Filed Under:
Tickers in this Article: PCL, RYN, WY, UFPI, LPX, RKT, PKG, BKI, STO, NRP, PVR, PCH, LOW, GLT, KMP
Timberland may be a great investment class, but it does not automatically follow that Plum Creek Timber (NYSE:PCL) is a great investment at any and all times. While these are indeed still down days for the residential building market (a major consumer of timber from saw logs) and real estate in general, Plum Creek is not looking all that cheap. Such is the dilemma when investors fully buy into the underlying soundness of a company's core business.

TUTORIAL: Commodity Investing 101
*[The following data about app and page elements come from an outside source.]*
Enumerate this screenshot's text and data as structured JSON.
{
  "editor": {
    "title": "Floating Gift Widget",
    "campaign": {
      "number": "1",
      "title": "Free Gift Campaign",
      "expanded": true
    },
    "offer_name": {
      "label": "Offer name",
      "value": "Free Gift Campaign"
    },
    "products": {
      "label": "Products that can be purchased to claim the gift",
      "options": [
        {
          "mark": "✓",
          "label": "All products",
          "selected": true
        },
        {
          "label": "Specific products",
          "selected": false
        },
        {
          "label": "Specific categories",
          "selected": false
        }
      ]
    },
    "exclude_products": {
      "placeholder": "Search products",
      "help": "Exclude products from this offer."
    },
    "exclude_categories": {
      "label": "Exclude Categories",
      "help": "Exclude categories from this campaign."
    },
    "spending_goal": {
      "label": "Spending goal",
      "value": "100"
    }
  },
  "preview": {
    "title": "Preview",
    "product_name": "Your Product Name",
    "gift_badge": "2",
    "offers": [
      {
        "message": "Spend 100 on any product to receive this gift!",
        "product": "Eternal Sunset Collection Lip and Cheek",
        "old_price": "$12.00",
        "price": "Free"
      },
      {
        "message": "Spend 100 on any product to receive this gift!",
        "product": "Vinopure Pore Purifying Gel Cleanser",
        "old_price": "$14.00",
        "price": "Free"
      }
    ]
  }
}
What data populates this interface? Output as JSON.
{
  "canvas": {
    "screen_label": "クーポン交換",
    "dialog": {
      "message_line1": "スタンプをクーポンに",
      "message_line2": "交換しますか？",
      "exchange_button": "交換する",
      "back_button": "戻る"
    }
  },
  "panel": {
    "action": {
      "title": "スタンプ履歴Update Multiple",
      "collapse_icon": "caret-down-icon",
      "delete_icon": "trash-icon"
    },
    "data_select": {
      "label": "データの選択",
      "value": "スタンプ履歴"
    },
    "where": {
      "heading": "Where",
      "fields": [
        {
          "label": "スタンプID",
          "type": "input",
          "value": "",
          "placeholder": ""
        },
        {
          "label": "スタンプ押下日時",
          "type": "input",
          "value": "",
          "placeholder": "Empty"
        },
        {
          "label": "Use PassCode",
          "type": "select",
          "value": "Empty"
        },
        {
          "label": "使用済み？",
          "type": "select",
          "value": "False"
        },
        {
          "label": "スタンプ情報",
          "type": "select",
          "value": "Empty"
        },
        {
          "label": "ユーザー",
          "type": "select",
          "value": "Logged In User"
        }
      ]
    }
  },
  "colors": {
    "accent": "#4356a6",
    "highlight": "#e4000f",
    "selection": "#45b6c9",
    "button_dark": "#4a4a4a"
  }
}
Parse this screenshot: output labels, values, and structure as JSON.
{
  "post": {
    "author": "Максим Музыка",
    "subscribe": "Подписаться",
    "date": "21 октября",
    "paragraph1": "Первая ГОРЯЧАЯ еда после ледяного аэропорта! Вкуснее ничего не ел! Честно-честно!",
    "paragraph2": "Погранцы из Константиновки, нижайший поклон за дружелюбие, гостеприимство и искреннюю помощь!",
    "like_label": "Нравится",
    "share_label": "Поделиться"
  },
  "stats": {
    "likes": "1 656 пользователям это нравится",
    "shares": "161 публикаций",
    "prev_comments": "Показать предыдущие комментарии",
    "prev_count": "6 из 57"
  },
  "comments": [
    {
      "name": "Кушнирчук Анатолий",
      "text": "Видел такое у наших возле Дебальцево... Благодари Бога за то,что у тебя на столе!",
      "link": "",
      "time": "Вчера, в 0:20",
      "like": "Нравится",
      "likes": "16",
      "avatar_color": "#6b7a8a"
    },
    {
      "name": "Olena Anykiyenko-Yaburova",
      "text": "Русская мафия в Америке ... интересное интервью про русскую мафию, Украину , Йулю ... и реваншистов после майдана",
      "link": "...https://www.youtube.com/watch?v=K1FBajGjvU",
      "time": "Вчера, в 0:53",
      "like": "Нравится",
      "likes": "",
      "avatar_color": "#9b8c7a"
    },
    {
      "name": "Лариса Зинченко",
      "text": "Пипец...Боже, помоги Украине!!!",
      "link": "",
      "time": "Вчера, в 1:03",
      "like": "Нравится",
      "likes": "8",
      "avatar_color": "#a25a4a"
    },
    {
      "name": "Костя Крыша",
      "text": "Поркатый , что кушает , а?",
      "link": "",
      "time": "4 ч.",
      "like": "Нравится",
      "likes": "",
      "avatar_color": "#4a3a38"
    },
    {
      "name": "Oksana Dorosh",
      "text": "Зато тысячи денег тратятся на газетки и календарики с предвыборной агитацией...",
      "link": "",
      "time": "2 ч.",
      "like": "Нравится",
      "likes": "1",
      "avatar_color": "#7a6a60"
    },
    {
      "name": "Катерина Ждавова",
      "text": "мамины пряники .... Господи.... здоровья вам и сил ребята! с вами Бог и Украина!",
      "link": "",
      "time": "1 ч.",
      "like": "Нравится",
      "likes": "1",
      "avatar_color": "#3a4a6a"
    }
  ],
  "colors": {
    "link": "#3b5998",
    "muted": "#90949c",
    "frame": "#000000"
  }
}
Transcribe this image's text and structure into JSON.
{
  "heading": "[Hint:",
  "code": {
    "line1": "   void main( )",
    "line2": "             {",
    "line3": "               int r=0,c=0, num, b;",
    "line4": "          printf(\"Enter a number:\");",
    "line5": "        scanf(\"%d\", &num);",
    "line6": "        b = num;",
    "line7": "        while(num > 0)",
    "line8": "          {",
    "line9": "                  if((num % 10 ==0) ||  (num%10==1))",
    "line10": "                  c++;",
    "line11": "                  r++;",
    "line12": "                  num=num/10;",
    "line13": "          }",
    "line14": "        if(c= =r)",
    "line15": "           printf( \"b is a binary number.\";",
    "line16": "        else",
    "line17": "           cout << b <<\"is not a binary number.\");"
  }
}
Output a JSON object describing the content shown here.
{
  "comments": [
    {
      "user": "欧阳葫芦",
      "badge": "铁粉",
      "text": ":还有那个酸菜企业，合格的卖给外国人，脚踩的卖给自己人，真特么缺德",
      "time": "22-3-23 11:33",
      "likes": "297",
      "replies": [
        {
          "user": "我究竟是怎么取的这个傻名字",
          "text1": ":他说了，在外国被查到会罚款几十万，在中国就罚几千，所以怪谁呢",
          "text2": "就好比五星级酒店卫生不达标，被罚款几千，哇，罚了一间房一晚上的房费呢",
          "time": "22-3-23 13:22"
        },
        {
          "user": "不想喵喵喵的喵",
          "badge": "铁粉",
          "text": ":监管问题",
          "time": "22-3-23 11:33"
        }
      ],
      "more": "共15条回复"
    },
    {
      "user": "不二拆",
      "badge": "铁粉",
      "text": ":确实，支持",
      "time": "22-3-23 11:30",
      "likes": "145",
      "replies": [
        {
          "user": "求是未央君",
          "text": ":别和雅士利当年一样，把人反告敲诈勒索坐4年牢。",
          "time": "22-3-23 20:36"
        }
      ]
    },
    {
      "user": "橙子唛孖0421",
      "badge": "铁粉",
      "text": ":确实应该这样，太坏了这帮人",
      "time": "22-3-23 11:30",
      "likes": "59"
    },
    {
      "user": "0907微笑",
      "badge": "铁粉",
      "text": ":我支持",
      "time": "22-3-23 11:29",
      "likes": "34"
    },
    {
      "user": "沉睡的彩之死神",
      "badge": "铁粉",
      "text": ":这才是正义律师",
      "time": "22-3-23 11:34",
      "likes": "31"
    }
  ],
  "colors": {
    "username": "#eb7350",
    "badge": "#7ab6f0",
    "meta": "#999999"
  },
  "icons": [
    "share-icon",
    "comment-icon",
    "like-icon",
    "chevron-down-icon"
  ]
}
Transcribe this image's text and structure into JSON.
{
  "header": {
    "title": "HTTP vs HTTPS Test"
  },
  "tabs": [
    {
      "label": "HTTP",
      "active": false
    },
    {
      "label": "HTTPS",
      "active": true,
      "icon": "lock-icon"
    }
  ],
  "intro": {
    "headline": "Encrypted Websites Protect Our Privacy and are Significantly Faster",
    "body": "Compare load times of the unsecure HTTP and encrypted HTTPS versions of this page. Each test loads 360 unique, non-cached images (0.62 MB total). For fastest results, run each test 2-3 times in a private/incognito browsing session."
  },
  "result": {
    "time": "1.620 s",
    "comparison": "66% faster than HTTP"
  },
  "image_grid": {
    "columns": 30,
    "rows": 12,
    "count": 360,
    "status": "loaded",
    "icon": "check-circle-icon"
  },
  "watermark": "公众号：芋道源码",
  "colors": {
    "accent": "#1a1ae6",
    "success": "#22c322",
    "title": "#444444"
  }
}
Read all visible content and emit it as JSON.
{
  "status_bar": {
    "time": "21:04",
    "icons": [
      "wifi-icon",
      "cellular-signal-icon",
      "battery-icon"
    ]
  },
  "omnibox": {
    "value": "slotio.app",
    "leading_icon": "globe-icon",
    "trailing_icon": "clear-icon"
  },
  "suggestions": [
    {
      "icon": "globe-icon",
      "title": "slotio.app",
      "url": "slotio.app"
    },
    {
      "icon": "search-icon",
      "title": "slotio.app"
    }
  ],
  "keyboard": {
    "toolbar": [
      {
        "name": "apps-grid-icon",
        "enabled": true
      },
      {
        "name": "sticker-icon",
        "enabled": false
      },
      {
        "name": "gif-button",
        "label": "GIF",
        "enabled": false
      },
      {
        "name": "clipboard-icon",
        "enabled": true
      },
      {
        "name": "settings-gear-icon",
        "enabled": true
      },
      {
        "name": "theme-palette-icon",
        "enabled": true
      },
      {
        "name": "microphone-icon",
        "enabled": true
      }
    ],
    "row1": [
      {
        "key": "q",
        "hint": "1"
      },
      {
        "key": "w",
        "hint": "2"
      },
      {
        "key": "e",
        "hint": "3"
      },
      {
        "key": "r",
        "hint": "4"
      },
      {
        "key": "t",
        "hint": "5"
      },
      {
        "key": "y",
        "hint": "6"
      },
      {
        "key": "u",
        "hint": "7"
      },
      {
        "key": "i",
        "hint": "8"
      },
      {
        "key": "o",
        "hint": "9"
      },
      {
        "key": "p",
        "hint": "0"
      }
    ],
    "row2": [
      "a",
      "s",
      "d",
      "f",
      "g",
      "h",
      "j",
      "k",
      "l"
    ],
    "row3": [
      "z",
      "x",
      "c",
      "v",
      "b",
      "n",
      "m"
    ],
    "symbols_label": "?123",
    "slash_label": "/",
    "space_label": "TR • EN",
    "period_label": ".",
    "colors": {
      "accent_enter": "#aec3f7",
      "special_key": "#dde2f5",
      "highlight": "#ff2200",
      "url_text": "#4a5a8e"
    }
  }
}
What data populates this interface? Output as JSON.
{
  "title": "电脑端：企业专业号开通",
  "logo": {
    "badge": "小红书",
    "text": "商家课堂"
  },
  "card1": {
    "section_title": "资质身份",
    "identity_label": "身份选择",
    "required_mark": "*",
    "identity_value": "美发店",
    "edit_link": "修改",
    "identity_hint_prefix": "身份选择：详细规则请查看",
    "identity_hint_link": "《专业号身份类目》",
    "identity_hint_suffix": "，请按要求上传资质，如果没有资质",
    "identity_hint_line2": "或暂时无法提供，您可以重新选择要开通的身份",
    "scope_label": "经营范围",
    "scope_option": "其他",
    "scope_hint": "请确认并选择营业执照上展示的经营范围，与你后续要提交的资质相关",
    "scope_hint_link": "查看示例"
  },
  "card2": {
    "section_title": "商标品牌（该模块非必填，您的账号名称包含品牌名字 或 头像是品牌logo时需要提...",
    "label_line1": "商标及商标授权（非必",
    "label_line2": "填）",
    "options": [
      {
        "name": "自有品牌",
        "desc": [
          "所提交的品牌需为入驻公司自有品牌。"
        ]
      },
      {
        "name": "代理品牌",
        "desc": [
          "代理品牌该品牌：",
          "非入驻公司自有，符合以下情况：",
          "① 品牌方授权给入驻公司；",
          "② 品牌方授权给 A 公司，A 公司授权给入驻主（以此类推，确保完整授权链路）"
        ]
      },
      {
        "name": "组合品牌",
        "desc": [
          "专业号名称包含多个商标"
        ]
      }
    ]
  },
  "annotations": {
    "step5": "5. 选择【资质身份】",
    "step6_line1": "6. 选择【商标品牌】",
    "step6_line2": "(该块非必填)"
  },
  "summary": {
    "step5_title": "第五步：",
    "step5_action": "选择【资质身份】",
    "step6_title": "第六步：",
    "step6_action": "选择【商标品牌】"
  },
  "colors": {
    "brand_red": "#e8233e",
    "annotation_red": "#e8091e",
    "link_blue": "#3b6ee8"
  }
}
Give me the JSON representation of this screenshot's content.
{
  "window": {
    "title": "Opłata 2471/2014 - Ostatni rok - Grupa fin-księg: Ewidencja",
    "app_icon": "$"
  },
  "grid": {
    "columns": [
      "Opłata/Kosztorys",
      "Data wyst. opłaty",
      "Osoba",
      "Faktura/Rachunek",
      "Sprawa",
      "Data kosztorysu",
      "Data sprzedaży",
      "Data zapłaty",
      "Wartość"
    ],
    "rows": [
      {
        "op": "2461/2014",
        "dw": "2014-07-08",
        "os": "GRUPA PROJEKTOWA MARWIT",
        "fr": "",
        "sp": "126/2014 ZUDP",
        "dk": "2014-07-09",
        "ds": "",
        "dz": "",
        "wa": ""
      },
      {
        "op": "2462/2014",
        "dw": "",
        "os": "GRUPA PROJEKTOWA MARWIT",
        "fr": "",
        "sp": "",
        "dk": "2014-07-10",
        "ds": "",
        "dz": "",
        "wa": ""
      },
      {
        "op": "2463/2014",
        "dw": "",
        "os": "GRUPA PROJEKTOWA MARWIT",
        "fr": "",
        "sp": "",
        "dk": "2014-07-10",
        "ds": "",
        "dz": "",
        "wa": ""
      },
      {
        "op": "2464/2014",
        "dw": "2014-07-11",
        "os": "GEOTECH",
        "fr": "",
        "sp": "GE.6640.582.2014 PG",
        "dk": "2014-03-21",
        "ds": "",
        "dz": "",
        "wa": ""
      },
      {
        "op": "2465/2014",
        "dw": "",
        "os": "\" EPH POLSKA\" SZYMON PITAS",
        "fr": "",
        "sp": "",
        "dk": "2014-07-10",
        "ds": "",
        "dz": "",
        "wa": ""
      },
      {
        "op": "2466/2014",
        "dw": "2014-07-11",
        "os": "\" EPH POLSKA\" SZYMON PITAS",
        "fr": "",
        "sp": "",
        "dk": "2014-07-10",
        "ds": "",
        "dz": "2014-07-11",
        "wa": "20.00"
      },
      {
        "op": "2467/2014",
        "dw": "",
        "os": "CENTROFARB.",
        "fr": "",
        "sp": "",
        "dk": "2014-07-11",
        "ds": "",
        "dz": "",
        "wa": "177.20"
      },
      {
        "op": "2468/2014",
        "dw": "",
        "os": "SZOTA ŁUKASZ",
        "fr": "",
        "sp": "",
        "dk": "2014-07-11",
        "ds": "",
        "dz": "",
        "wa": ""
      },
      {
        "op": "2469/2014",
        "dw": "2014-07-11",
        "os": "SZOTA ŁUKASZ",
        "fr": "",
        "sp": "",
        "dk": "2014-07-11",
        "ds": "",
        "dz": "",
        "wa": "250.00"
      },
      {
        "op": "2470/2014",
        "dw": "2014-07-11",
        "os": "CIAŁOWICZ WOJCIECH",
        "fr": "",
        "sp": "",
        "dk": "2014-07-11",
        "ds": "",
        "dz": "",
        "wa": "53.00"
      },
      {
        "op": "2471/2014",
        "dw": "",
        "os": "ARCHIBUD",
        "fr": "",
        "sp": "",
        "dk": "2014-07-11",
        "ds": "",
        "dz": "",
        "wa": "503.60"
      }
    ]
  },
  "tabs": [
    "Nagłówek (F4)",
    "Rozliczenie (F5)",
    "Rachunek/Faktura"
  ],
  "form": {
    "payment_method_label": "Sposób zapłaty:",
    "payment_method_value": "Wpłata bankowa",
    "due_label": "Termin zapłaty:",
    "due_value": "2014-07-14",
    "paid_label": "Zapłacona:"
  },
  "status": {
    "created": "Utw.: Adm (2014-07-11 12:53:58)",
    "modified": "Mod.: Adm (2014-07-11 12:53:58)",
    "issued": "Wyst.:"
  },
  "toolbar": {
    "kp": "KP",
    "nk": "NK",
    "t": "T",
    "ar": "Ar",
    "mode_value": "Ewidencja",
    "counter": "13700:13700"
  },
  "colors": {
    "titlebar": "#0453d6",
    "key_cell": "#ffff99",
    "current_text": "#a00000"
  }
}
Some Good, But More Bad in Q2 Results
Plum Creek surpassed analyst expectations for second quarter revenue growth, but the company's 10% growth was bulwarked in large part by real estate sales. Timber revenue fell 5%, while revenue from timberlands sold for real estate jumped 84%. Sawlog volume was weak in general - hurt by bad weather in the Northwest and good weather in the South (which pressured prices and led Plum Creek to hold off on harvests). Prices were higher for Northwest products and lower for Southern, and the company saw more than one-quarter of its Northwest harvest go to China.

Profits were so-so; core timber profitability fell, but the company did see more of those high-margin real estate sales. All in all, reported operating income rose more than 12%. Investors should take note of one warning sign - based on the cash flow and income statement so far to date, Plum Creek is funding its dividend payments through those real estate sales, and that is not a sustainable practice. What's more, prices realized in real estate continue to be below prior company guidance, so investors may need to reevaluate their outlook.

What's The Land Worth?
Many analysts (including the author) have tried to analyze the EBITDA earned per acre by timberland operators like Plum Creek, Rayonier (NYSE:RYN), Weyerhaeuser (NYSE:WY) and Potlatch (Nasdaq:PCH) over the years as a way of explaining or projecting appropriate valuations. While the numbers have varied from analyst to analyst, a consistent theme is that Plum Creek has been on the lower end of EBITDA productivity per acre.

A lot of that would seem to derive from the geographic exposure of the various companies - holdings in the Southern U.S., for instance, don't generally feed Chinese demand. Perhaps this will improve as the real estate market improves (the Southern U.S. is seeing net population inflow), but Plum Creek will have to prove to the Street that it can derive better financial yields from its acreage.

Timber Yesterday And Timber Tomorrow ...
The good news/bad news of the timber business is that companies can afford to wait for better prices. Or at least they can wait to the extent that they are covering their operating costs and dividend obligations. Unfortunately, nothing in news from companies like Universal Forest Products (Nasdaq:UFPI), Lowe's (NYSE:LOW) or Louisiana-Pacific (NYSE:LPX) suggests an immediate turnaround in the demand and price equation for timber.

That means that investors may be better served looking for ideas in the paper, packaging and fiber space. Companies like Rock-Tenn (NYSE:RKT) and Packaging Corp. (NYSE:PKG) have looked interesting of late, as have Buckeye Technologies (NYSE:BKI) and Glatfelter (NYSE:GLT).

The Bottom Line
For Plum Creek shares, though, it still does not look like a great time to buy. The company's current dividend yield is on the lower end of the historical range, and it is hard to argue for this name as an income idea over other resource plays like Penn Virginia (NYSE:PVR), Natural Resource Partners (NYSE:NRP), Statoil (NYSE:STO) or Kinder Morgan Energy Partners (NYSE:KMP). Timberland valuations do seem more likely to go up than down in the coming years, but Weyerhaeuser and Rayonier look like better timber options at today's prices. (For related reading, also see Timber Investments Cut Down Portfolio Risk.)

Use the Investopedia Stock Simulator to trade the stocks mentioned in this stock analysis, risk free!

comments powered by Disqus

Trading Center